The answer must be a single number: how many lines of the entries below include "February".
--- DATA FOR THIS TASK Enclosed Below ---
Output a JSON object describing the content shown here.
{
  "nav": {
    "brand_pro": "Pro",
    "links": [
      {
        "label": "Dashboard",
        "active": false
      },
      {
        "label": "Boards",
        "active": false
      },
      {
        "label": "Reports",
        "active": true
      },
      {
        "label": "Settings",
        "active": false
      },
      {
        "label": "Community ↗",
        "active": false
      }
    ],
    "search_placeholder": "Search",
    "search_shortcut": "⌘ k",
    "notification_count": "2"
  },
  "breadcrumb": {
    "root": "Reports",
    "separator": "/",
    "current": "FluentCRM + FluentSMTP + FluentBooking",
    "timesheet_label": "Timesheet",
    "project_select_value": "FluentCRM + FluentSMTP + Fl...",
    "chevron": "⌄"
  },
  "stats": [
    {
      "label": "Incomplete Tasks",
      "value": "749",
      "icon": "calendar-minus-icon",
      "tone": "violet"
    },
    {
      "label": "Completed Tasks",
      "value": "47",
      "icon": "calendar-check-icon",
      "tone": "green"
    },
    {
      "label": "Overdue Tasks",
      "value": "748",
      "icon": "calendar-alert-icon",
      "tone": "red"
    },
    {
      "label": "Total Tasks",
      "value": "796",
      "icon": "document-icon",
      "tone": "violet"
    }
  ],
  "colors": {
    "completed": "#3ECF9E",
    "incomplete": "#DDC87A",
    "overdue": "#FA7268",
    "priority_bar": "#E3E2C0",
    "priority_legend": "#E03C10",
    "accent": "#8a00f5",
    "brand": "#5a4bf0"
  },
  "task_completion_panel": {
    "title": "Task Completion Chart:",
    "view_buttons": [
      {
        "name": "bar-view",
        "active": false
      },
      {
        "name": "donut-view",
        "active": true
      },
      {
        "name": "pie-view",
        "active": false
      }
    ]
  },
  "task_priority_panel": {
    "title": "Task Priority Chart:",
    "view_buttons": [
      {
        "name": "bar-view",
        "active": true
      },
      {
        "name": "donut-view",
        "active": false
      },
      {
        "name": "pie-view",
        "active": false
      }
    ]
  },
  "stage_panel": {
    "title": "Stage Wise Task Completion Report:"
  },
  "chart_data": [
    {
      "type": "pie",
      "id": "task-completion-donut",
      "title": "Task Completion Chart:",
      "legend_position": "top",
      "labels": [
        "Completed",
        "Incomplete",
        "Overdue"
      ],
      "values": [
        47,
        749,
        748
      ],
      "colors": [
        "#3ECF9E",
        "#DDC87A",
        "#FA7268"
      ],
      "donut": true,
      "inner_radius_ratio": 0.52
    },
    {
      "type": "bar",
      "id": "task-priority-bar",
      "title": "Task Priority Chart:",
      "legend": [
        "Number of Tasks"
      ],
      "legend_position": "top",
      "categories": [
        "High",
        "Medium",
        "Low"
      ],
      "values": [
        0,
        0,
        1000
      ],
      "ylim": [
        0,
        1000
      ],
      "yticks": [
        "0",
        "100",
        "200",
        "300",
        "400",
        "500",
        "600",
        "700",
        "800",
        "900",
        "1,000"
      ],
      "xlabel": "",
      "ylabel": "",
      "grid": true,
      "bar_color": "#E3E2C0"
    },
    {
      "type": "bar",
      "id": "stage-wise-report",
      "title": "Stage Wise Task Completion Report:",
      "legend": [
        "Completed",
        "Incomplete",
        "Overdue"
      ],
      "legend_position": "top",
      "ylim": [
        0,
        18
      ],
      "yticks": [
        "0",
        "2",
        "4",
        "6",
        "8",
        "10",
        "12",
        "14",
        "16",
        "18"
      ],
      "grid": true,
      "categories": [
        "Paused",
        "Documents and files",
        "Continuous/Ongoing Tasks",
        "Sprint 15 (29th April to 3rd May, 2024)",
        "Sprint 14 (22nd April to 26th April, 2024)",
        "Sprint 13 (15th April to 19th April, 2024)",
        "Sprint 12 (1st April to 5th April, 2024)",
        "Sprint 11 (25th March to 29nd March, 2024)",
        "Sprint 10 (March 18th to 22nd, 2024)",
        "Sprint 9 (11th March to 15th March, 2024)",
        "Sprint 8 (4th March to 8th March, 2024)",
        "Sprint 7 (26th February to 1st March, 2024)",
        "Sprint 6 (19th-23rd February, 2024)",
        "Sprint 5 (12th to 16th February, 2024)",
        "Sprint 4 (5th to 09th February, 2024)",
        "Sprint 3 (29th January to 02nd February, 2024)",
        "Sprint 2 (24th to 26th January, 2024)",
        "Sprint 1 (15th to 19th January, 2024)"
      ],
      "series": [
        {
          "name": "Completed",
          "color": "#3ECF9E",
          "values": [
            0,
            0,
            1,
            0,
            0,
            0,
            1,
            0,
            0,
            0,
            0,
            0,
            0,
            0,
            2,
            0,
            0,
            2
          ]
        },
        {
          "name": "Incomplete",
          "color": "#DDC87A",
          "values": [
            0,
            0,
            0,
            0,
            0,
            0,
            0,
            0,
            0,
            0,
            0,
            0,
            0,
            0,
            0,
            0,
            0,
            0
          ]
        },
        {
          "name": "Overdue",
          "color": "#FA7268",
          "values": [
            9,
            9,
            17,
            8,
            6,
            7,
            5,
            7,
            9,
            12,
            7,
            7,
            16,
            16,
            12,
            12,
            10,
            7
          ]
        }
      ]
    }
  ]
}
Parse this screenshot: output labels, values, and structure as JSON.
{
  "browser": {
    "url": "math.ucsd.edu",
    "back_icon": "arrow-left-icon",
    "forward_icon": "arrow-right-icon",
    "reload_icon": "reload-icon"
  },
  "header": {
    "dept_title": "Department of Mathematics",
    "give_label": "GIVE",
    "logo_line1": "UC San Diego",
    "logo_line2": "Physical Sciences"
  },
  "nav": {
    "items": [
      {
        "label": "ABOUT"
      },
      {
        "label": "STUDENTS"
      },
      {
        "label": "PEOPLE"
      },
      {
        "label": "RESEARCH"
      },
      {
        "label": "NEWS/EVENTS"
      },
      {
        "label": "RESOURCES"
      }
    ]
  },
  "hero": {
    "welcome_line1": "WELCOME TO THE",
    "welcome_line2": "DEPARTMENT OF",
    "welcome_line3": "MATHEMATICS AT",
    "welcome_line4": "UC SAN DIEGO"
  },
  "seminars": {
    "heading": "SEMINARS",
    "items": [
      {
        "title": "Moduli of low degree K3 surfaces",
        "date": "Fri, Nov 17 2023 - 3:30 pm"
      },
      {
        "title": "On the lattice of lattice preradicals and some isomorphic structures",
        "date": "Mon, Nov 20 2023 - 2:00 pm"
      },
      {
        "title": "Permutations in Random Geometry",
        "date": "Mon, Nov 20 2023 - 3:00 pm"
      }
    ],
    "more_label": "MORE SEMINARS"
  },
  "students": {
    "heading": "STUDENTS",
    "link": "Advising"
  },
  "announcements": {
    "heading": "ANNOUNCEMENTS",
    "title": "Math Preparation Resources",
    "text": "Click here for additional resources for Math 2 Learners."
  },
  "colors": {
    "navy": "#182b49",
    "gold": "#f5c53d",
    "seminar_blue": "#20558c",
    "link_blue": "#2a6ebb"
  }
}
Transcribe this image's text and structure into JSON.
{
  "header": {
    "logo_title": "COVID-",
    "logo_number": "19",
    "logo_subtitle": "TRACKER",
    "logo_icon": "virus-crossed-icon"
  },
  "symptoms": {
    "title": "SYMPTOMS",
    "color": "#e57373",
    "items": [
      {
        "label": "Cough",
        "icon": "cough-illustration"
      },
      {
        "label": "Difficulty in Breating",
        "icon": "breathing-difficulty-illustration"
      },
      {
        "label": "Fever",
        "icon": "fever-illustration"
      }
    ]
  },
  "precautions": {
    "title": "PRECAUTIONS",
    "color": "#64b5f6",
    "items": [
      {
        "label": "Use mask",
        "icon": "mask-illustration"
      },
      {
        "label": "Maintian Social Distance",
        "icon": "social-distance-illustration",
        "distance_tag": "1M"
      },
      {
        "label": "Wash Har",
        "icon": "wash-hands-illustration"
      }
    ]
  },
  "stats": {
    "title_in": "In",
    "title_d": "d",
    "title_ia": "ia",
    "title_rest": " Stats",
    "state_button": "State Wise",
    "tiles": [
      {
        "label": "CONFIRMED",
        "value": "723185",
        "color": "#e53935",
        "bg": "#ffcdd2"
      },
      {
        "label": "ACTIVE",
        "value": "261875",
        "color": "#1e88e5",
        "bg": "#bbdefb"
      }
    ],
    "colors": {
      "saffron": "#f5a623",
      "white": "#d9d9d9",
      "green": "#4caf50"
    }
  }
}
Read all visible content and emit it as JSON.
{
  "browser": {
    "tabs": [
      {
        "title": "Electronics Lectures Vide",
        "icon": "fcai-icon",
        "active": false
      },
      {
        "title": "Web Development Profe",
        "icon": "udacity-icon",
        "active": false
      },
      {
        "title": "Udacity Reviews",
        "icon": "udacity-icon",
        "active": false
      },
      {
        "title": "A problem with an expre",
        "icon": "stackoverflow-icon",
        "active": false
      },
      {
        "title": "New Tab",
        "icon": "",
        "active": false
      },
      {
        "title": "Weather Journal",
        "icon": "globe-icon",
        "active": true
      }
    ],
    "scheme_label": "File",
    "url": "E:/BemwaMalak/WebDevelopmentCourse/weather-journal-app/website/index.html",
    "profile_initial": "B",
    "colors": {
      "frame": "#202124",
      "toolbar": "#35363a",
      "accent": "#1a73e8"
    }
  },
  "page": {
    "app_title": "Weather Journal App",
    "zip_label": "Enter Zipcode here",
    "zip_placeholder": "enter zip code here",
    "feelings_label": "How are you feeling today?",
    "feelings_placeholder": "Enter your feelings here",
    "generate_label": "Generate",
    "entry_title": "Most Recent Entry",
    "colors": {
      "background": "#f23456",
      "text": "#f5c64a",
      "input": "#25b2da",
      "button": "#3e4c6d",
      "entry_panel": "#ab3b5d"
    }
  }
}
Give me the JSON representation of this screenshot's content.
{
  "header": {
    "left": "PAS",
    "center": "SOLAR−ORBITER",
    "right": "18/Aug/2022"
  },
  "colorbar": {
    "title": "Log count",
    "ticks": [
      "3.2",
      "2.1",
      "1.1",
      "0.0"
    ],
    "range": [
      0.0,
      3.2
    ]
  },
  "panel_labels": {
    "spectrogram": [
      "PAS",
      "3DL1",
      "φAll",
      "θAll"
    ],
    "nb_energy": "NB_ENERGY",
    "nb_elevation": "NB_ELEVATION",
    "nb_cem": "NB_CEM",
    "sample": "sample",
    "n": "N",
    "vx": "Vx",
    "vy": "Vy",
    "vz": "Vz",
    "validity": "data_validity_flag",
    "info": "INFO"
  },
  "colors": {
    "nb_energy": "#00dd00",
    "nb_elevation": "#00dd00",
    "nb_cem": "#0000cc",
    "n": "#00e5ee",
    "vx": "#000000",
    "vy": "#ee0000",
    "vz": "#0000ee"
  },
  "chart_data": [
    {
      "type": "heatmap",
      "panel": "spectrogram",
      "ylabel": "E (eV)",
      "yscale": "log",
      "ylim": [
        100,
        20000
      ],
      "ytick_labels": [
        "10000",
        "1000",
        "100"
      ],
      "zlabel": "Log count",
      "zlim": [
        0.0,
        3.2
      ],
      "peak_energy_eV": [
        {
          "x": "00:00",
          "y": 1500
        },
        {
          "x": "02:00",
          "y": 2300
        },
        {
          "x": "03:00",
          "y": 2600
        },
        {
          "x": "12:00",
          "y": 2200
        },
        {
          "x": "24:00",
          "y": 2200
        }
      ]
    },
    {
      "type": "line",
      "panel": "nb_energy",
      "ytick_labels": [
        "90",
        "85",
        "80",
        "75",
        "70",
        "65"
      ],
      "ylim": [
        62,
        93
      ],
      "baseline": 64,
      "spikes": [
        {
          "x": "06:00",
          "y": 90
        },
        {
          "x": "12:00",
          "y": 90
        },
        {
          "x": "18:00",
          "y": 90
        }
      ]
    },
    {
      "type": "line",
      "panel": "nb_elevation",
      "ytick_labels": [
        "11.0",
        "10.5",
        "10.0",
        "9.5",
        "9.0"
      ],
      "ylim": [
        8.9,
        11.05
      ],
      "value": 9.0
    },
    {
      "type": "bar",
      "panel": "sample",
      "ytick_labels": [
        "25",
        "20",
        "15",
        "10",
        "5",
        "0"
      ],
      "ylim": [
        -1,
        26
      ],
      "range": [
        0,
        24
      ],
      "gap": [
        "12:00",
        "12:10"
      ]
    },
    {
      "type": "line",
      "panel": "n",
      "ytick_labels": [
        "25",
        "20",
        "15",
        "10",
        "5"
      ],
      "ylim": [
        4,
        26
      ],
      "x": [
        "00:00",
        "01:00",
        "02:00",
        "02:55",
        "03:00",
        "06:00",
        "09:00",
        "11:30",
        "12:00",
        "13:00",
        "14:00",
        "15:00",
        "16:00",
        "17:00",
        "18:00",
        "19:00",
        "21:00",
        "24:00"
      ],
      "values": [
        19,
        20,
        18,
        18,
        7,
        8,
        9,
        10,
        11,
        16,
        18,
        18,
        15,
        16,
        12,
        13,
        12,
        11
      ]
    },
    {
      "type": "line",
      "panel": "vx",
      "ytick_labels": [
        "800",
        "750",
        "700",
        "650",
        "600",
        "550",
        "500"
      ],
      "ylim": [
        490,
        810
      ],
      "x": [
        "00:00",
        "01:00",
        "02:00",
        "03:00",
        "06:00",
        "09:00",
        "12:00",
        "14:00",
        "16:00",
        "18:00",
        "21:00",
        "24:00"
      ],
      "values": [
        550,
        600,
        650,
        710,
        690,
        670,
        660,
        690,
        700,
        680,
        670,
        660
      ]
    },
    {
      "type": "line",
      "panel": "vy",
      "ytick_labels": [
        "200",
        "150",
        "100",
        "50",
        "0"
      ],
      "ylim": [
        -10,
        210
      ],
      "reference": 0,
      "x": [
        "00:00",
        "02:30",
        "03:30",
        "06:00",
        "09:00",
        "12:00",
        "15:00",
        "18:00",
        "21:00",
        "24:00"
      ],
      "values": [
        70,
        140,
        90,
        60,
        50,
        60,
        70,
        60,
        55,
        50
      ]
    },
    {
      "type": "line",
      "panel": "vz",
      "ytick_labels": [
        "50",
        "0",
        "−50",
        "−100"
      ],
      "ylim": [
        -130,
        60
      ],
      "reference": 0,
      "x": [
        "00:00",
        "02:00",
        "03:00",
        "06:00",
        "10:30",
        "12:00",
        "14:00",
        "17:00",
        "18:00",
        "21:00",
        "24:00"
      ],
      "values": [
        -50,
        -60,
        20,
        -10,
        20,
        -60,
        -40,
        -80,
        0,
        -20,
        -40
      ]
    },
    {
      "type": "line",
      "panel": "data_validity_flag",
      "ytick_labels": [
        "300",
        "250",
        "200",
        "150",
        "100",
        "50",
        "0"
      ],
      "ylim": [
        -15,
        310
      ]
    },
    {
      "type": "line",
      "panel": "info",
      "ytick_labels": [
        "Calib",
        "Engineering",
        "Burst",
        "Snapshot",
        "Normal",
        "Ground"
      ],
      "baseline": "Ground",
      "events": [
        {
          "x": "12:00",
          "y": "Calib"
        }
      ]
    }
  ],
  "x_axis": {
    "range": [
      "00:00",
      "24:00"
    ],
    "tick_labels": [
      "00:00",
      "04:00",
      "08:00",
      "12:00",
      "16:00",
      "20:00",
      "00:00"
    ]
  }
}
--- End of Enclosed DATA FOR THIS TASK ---
OUTPUT FOR THIS EXERCISE: 5